Web page and app entries

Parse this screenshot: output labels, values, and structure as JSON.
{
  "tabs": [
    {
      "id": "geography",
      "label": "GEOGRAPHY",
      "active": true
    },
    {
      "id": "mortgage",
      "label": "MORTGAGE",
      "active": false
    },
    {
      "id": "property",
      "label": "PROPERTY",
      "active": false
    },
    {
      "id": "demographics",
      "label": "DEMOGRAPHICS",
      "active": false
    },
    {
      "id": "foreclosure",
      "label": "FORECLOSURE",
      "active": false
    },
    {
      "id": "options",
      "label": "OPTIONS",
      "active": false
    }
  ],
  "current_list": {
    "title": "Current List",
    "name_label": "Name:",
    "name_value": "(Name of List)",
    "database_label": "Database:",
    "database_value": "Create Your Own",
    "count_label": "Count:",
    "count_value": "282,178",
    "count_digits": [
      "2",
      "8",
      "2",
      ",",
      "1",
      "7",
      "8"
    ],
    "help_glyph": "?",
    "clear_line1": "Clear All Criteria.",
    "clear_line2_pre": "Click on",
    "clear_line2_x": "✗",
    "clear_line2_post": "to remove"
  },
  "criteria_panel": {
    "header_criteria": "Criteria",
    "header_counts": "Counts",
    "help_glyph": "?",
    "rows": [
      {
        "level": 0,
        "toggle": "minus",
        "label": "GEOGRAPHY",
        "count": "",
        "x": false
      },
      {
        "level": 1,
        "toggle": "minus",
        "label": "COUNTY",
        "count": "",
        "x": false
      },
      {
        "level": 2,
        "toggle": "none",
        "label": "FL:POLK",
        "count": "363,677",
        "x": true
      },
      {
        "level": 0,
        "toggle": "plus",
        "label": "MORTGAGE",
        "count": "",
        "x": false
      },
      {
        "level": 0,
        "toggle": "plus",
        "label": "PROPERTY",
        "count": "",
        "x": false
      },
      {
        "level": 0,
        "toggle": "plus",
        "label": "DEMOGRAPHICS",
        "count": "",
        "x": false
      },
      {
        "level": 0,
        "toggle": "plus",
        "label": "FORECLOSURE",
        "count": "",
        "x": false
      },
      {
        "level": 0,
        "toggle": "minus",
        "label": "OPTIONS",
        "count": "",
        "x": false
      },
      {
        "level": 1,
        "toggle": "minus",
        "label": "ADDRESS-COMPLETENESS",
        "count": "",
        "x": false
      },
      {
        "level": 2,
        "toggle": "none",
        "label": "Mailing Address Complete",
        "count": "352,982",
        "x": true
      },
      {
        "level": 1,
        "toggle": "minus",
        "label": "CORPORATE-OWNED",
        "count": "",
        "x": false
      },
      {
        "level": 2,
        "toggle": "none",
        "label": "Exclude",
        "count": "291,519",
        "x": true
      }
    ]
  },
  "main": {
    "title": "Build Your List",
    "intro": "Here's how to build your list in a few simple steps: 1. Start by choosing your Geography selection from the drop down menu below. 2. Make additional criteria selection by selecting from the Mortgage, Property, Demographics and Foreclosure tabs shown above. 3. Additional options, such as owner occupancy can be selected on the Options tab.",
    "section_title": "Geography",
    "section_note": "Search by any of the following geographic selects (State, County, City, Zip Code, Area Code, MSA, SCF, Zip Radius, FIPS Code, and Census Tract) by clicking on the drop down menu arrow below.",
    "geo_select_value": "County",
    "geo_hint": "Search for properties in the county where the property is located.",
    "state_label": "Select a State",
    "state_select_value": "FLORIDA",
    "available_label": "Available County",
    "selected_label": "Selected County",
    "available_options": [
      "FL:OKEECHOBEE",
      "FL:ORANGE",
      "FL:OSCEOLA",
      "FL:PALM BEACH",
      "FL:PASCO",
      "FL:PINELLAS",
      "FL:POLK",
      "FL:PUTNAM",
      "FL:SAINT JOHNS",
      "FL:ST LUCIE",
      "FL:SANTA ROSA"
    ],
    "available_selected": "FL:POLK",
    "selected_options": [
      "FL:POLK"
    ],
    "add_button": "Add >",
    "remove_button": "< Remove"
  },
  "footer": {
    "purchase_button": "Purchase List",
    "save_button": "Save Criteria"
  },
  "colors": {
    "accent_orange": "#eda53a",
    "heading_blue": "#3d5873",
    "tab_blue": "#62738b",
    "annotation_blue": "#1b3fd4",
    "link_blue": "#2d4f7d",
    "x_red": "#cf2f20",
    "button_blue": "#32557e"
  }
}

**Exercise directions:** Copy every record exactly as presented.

**Output for this exercise:**
Parse this screenshot: output labels, values, and structure as JSON.
{
  "tabs": [
    {
      "id": "geography",
      "label": "GEOGRAPHY",
      "active": true
    },
    {
      "id": "mortgage",
      "label": "MORTGAGE",
      "active": false
    },
    {
      "id": "property",
      "label": "PROPERTY",
      "active": false
    },
    {
      "id": "demographics",
      "label": "DEMOGRAPHICS",
      "active": false
    },
    {
      "id": "foreclosure",
      "label": "FORECLOSURE",
      "active": false
    },
    {
      "id": "options",
      "label": "OPTIONS",
      "active": false
    }
  ],
  "current_list": {
    "title": "Current List",
    "name_label": "Name:",
    "name_value": "(Name of List)",
    "database_label": "Database:",
    "database_value": "Create Your Own",
    "count_label": "Count:",
    "count_value": "282,178",
    "count_digits": [
      "2",
      "8",
      "2",
      ",",
      "1",
      "7",
      "8"
    ],
    "help_glyph": "?",
    "clear_line1": "Clear All Criteria.",
    "clear_line2_pre": "Click on",
    "clear_line2_x": "✗",
    "clear_line2_post": "to remove"
  },
  "criteria_panel": {
    "header_criteria": "Criteria",
    "header_counts": "Counts",
    "help_glyph": "?",
    "rows": [
      {
        "level": 0,
        "toggle": "minus",
        "label": "GEOGRAPHY",
        "count": "",
        "x": false
      },
      {
        "level": 1,
        "toggle": "minus",
        "label": "COUNTY",
        "count": "",
        "x": false
      },
      {
        "level": 2,
        "toggle": "none",
        "label": "FL:POLK",
        "count": "363,677",
        "x": true
      },
      {
        "level": 0,
        "toggle": "plus",
        "label": "MORTGAGE",
        "count": "",
        "x": false
      },
      {
        "level": 0,
        "toggle": "plus",
        "label": "PROPERTY",
        "count": "",
        "x": false
      },
      {
        "level": 0,
        "toggle": "plus",
        "label": "DEMOGRAPHICS",
        "count": "",
        "x": false
      },
      {
        "level": 0,
        "toggle": "plus",
        "label": "FORECLOSURE",
        "count": "",
        "x": false
      },
      {
        "level": 0,
        "toggle": "minus",
        "label": "OPTIONS",
        "count": "",
        "x": false
      },
      {
        "level": 1,
        "toggle": "minus",
        "label": "ADDRESS-COMPLETENESS",
        "count": "",
        "x": false
      },
      {
        "level": 2,
        "toggle": "none",
        "label": "Mailing Address Complete",
        "count": "352,982",
        "x": true
      },
      {
        "level": 1,
        "toggle": "minus",
        "label": "CORPORATE-OWNED",
        "count": "",
        "x": false
      },
      {
        "level": 2,
        "toggle": "none",
        "label": "Exclude",
        "count": "291,519",
        "x": true
      }
    ]
  },
  "main": {
    "title": "Build Your List",
    "intro": "Here's how to build your list in a few simple steps: 1. Start by choosing your Geography selection from the drop down menu below. 2. Make additional criteria selection by selecting from the Mortgage, Property, Demographics and Foreclosure tabs shown above. 3. Additional options, such as owner occupancy can be selected on the Options tab.",
    "section_title": "Geography",
    "section_note": "Search by any of the following geographic selects (State, County, City, Zip Code, Area Code, MSA, SCF, Zip Radius, FIPS Code, and Census Tract) by clicking on the drop down menu arrow below.",
    "geo_select_value": "County",
    "geo_hint": "Search for properties in the county where the property is located.",
    "state_label": "Select a State",
    "state_select_value": "FLORIDA",
    "available_label": "Available County",
    "selected_label": "Selected County",
    "available_options": [
      "FL:OKEECHOBEE",
      "FL:ORANGE",
      "FL:OSCEOLA",
      "FL:PALM BEACH",
      "FL:PASCO",
      "FL:PINELLAS",
      "FL:POLK",
      "FL:PUTNAM",
      "FL:SAINT JOHNS",
      "FL:ST LUCIE",
      "FL:SANTA ROSA"
    ],
    "available_selected": "FL:POLK",
    "selected_options": [
      "FL:POLK"
    ],
    "add_button": "Add >",
    "remove_button": "< Remove"
  },
  "footer": {
    "purchase_button": "Purchase List",
    "save_button": "Save Criteria"
  },
  "colors": {
    "accent_orange": "#eda53a",
    "heading_blue": "#3d5873",
    "tab_blue": "#62738b",
    "annotation_blue": "#1b3fd4",
    "link_blue": "#2d4f7d",
    "x_red": "#cf2f20",
    "button_blue": "#32557e"
  }
}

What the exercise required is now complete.